well, i survived. i think.
honestly, picking up 20 critically ill patients that i barely knew all at once and being left alone on call was one of the hardest things i’ve had to do as a resident thus far. it wasn’t easy, it wasn’t pretty, and i am glad i will never have to do it again. thankfully, the fellows were nice and helped me out and understood that coverage was not ideal, and none of the patients had their care compromised as a result of my floundering. i spent the entire morning thisclose to tears but managed to remain under control. i decided to just focus on putting out one fire at a time, and it at least sort of worked! zen PICU. who would have thought?

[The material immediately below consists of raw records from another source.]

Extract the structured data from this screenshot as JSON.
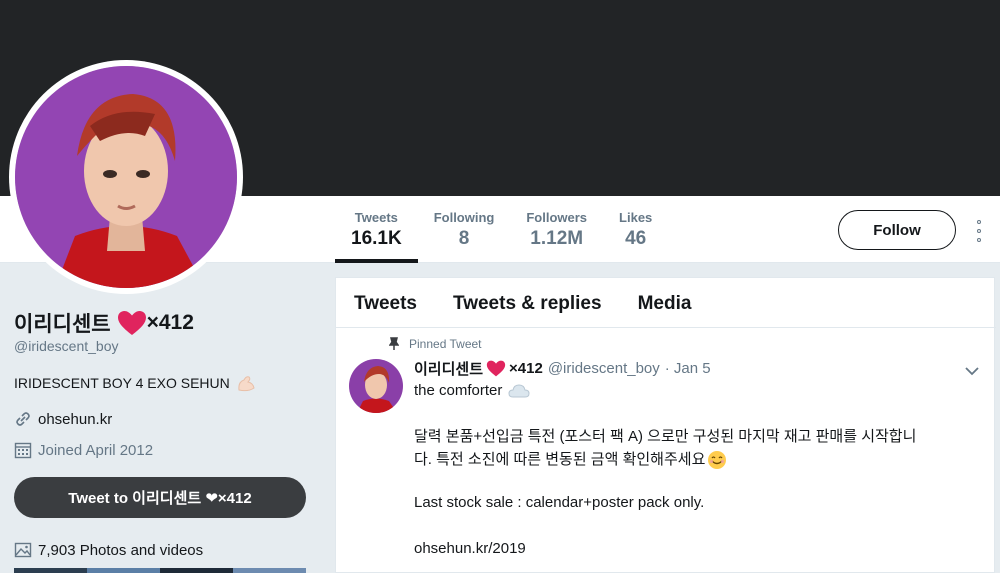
{
  "profile": {
    "name": "이리디센트",
    "name_suffix": "×412",
    "handle": "@iridescent_boy",
    "bio": "IRIDESCENT BOY 4 EXO SEHUN",
    "website": "ohsehun.kr",
    "joined": "Joined April 2012",
    "tweet_to": "Tweet to 이리디센트 ❤×412",
    "photos": "7,903 Photos and videos"
  },
  "stats": [
    {
      "label": "Tweets",
      "value": "16.1K"
    },
    {
      "label": "Following",
      "value": "8"
    },
    {
      "label": "Followers",
      "value": "1.12M"
    },
    {
      "label": "Likes",
      "value": "46"
    }
  ],
  "follow_label": "Follow",
  "tabs": [
    "Tweets",
    "Tweets & replies",
    "Media"
  ],
  "tweet": {
    "pinned_label": "Pinned Tweet",
    "name": "이리디센트",
    "name_suffix": "×412",
    "handle": "@iridescent_boy",
    "date": "· Jan 5",
    "line1": "the comforter",
    "para1_a": "달력 본품+선입금 특전 (포스터 팩 A) 으로만 구성된 마지막 재고 판매를 시작합니",
    "para1_b": "다. 특전 소진에 따른 변동된 금액 확인해주세요",
    "para2": "Last stock sale : calendar+poster pack only.",
    "para3": "ohsehun.kr/2019"
  },
  "colors": {
    "banner": "#222426",
    "heart": "#e0245e",
    "muted": "#657786",
    "avatar_bg": "#8a3fa8"
  },
  "icons": [
    "heart-icon",
    "link-icon",
    "calendar-icon",
    "photo-icon",
    "pin-icon",
    "chevron-down-icon",
    "more-icon",
    "cloud-icon",
    "smile-icon",
    "flexed-arm-icon"
  ]
}
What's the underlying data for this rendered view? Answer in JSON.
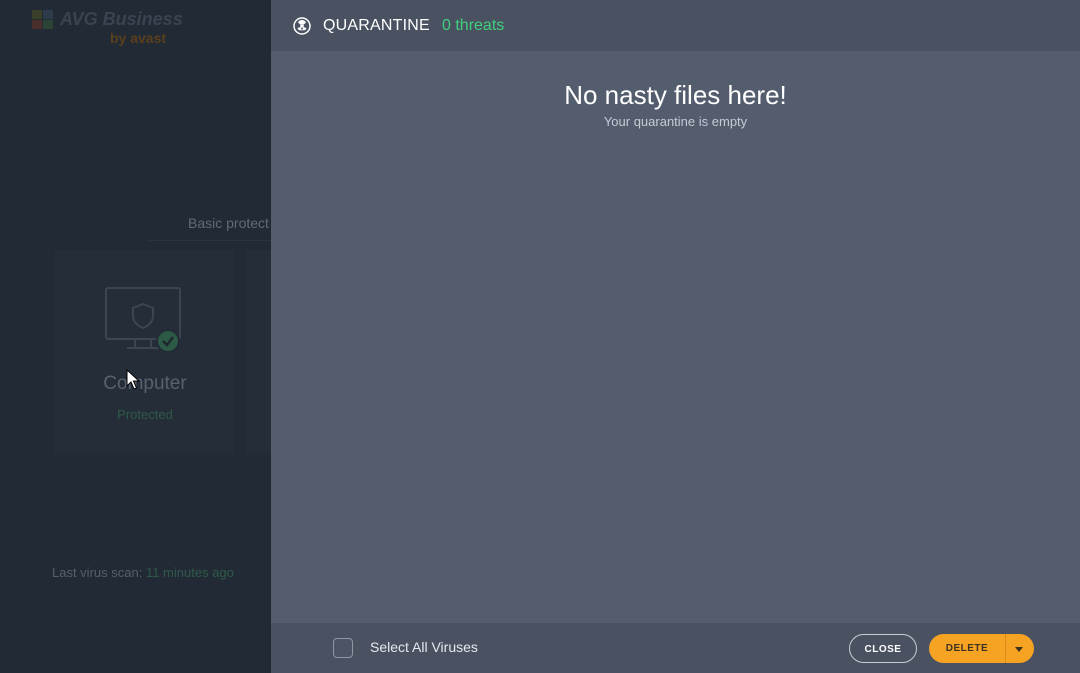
{
  "background_app": {
    "logo": {
      "name": "AVG Business",
      "sub": "by avast"
    },
    "section_label": "Basic protect",
    "tile": {
      "title": "Computer",
      "status": "Protected"
    },
    "scan": {
      "prefix": "Last virus scan:",
      "value": "11 minutes ago"
    }
  },
  "quarantine": {
    "title": "QUARANTINE",
    "count": "0 threats",
    "empty_title": "No nasty files here!",
    "empty_subtitle": "Your quarantine is empty",
    "footer": {
      "select_all_label": "Select All Viruses",
      "close_label": "CLOSE",
      "delete_label": "DELETE"
    }
  },
  "colors": {
    "accent_green": "#3fd07c",
    "delete_orange": "#f6a323",
    "panel_bg": "#545d6e",
    "header_bg": "#4a5262"
  },
  "icons": [
    "biohazard-icon",
    "monitor-shield-icon",
    "check-badge-icon",
    "chevron-down-icon",
    "mouse-cursor"
  ]
}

it’s all downhill from here, too. i got the dreaded saturday call out of the way (leaving me with a decent schedule where i am guaranteed at least one weekly day off!), and even better, the unit is actually undergoing a major change on tuesday when it will split into two halves — one cardiac, one not. the residents are actually all being shunted (yes, nerdy cardiac pun intended!) to the non-cardiac side, for reasons i do not understand but can only be verrrrrry grateful for. given that a) i hate cardiology with a fiery passion; b) the cardiothoracic surgeons are part of what make rounding in the PICU stressful and unpleasant and c) there are 8 jillion heart babies that are always very sick and high maintenance — i definitely think the change will be a positive one for the rest of the month (actually, 19 days. yeah!).
overall, despite the stress and sleeping a grand total of 45 (blissful) minutes overnight, i am looking forward to the challenges of this month in a twisted sort of way. i want to prove to myself that i can do better this time around, both at work and just with my attitude in general.
so far, so good.
flossing report: i did it! i flossed on call. now, it was 4 am by the time i had time to do it, but i say that still counts. it was before ‘bed’ (ie my 45 minute nap).